(INSTRUCTIONS FOR THE TASK) Return each line of the records below that contains the word "devices".

(GIVEN DATA)
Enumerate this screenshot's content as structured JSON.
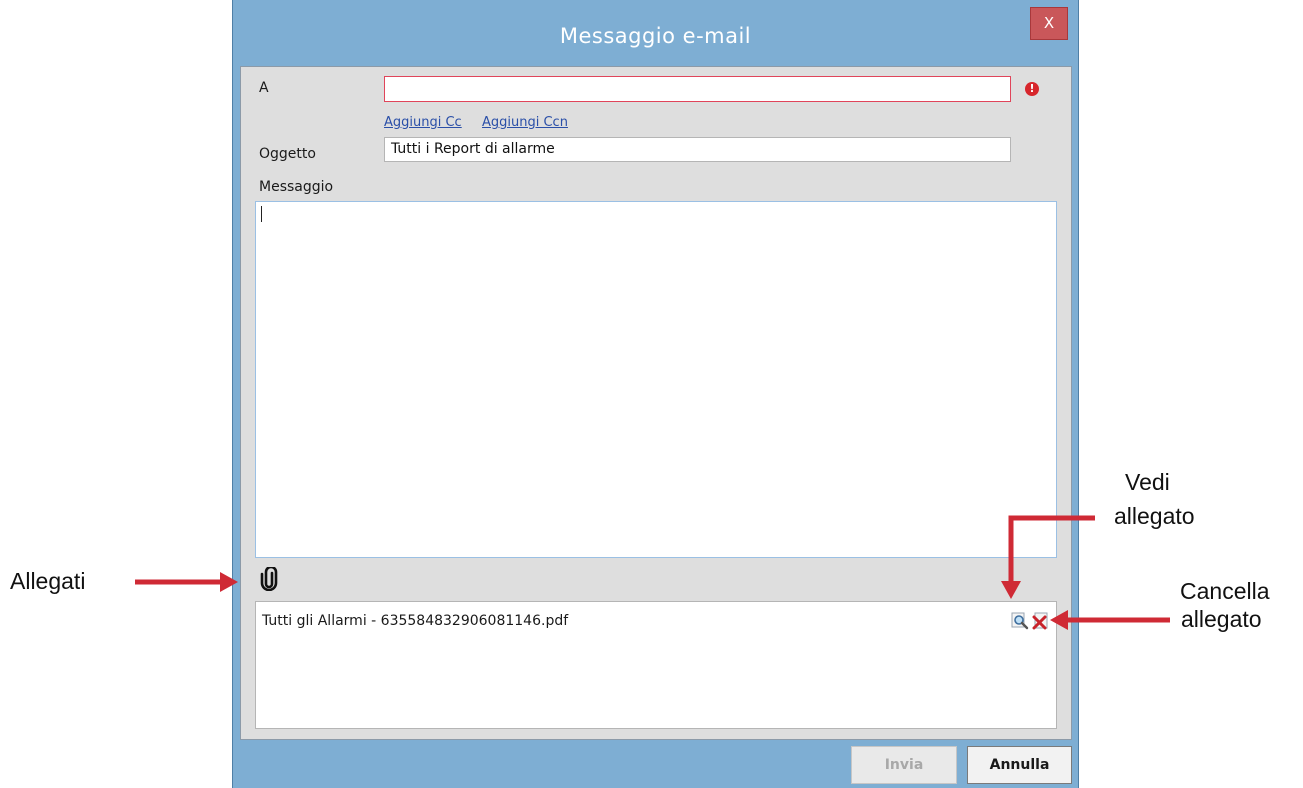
{
  "window": {
    "title": "Messaggio e-mail",
    "close_label": "X"
  },
  "form": {
    "to_label": "A",
    "to_value": "",
    "error_icon_text": "!",
    "add_cc": "Aggiungi Cc",
    "add_bcc": "Aggiungi Ccn",
    "subject_label": "Oggetto",
    "subject_value": "Tutti i Report di allarme",
    "message_label": "Messaggio",
    "message_value": ""
  },
  "attachments": {
    "items": [
      {
        "name": "Tutti gli Allarmi - 635584832906081146.pdf"
      }
    ]
  },
  "buttons": {
    "send_label": "Invia",
    "send_enabled": false,
    "cancel_label": "Annulla"
  },
  "annotations": {
    "attachments_label": "Allegati",
    "view_label_line1": "Vedi",
    "view_label_line2": "allegato",
    "delete_label_line1": "Cancella",
    "delete_label_line2": "allegato"
  },
  "colors": {
    "window_bg": "#7eaed3",
    "close_button": "#c9575a",
    "error": "#d7262c",
    "link": "#2a4fa8",
    "arrow": "#cf2a35"
  },
  "icons": {
    "attachment": "paperclip-icon",
    "view": "magnifier-icon",
    "delete": "delete-file-icon",
    "error": "error-icon"
  }
}
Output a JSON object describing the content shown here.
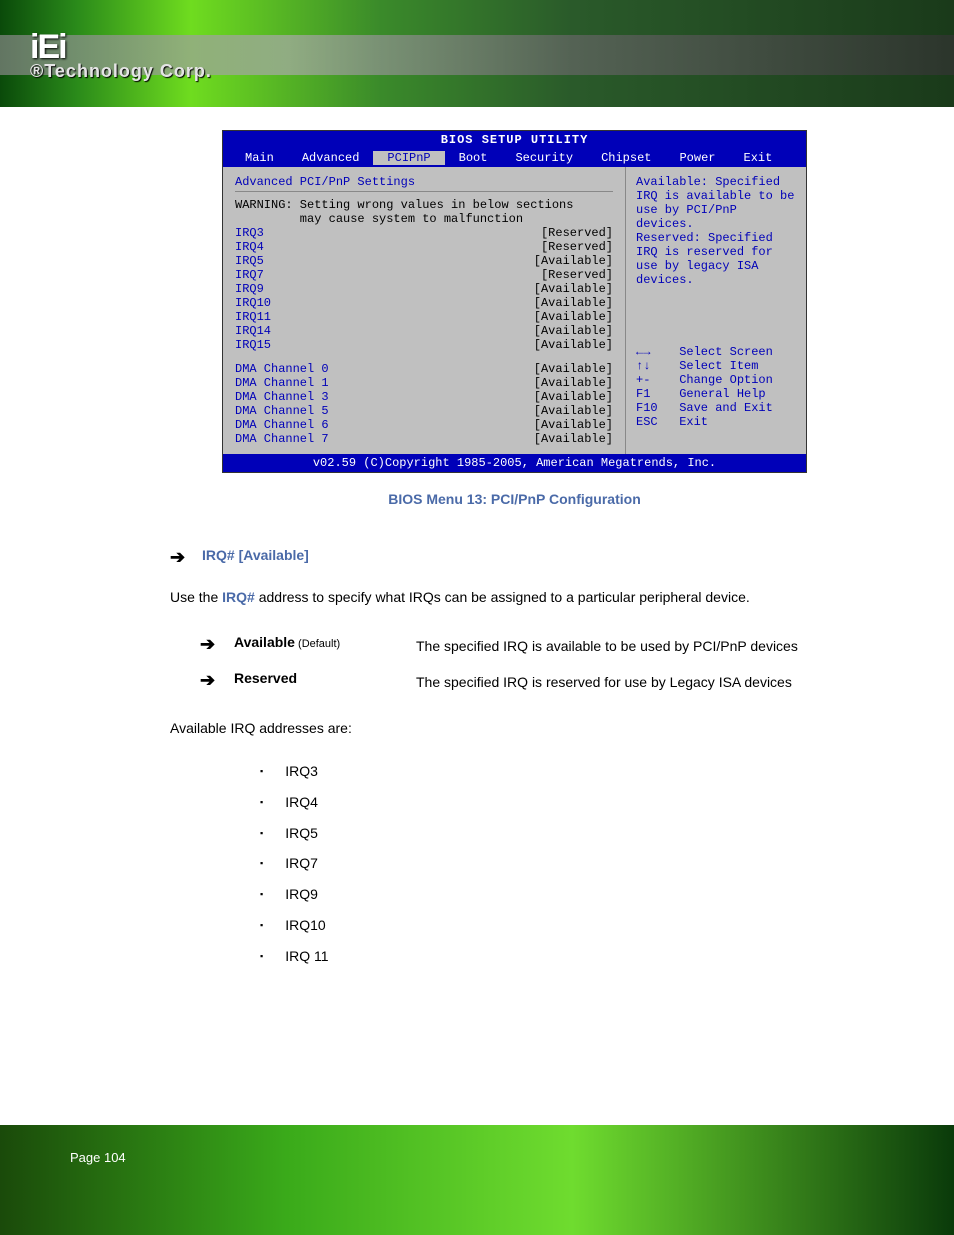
{
  "brand": {
    "logo": "iEi",
    "reg": "®",
    "tagline": "Technology Corp."
  },
  "page_number": "Page 104",
  "bios": {
    "title": "BIOS SETUP UTILITY",
    "menu": [
      "Main",
      "Advanced",
      "PCIPnP",
      "Boot",
      "Security",
      "Chipset",
      "Power",
      "Exit"
    ],
    "active_menu_index": 2,
    "section": "Advanced PCI/PnP Settings",
    "warning_l1": "WARNING: Setting wrong values in below sections",
    "warning_l2": "         may cause system to malfunction",
    "rows": [
      {
        "k": "IRQ3",
        "v": "[Reserved]"
      },
      {
        "k": "IRQ4",
        "v": "[Reserved]"
      },
      {
        "k": "IRQ5",
        "v": "[Available]"
      },
      {
        "k": "IRQ7",
        "v": "[Reserved]"
      },
      {
        "k": "IRQ9",
        "v": "[Available]"
      },
      {
        "k": "IRQ10",
        "v": "[Available]"
      },
      {
        "k": "IRQ11",
        "v": "[Available]"
      },
      {
        "k": "IRQ14",
        "v": "[Available]"
      },
      {
        "k": "IRQ15",
        "v": "[Available]"
      }
    ],
    "dma_rows": [
      {
        "k": "DMA Channel 0",
        "v": "[Available]"
      },
      {
        "k": "DMA Channel 1",
        "v": "[Available]"
      },
      {
        "k": "DMA Channel 3",
        "v": "[Available]"
      },
      {
        "k": "DMA Channel 5",
        "v": "[Available]"
      },
      {
        "k": "DMA Channel 6",
        "v": "[Available]"
      },
      {
        "k": "DMA Channel 7",
        "v": "[Available]"
      }
    ],
    "help": "Available: Specified IRQ is available to be use by PCI/PnP devices.\nReserved: Specified IRQ is reserved for use by legacy ISA devices.",
    "keys": [
      "←→    Select Screen",
      "↑↓    Select Item",
      "+-    Change Option",
      "F1    General Help",
      "F10   Save and Exit",
      "ESC   Exit"
    ],
    "footer": "v02.59 (C)Copyright 1985-2005, American Megatrends, Inc."
  },
  "caption": "BIOS Menu 13: PCI/PnP Configuration",
  "irq_heading": "IRQ# [Available]",
  "body_para_pre": "Use the ",
  "body_para_kw": "IRQ#",
  "body_para_post": " address to specify what IRQs can be assigned to a particular peripheral device.",
  "options": [
    {
      "label": "Available",
      "default": "(Default)",
      "desc": "The specified IRQ is available to be used by PCI/PnP devices"
    },
    {
      "label": "Reserved",
      "default": "",
      "desc": "The specified IRQ is reserved for use by Legacy ISA devices"
    }
  ],
  "avail_heading": "Available IRQ addresses are:",
  "irq_list": [
    "IRQ3",
    "IRQ4",
    "IRQ5",
    "IRQ7",
    "IRQ9",
    "IRQ10",
    "IRQ 11"
  ]
}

(THE ANSWER)
    "help": "Available: Specified IRQ is available to be use by PCI/PnP devices.\nReserved: Specified IRQ is reserved for use by legacy ISA devices.",
      "desc": "The specified IRQ is available to be used by PCI/PnP devices"
      "desc": "The specified IRQ is reserved for use by Legacy ISA devices"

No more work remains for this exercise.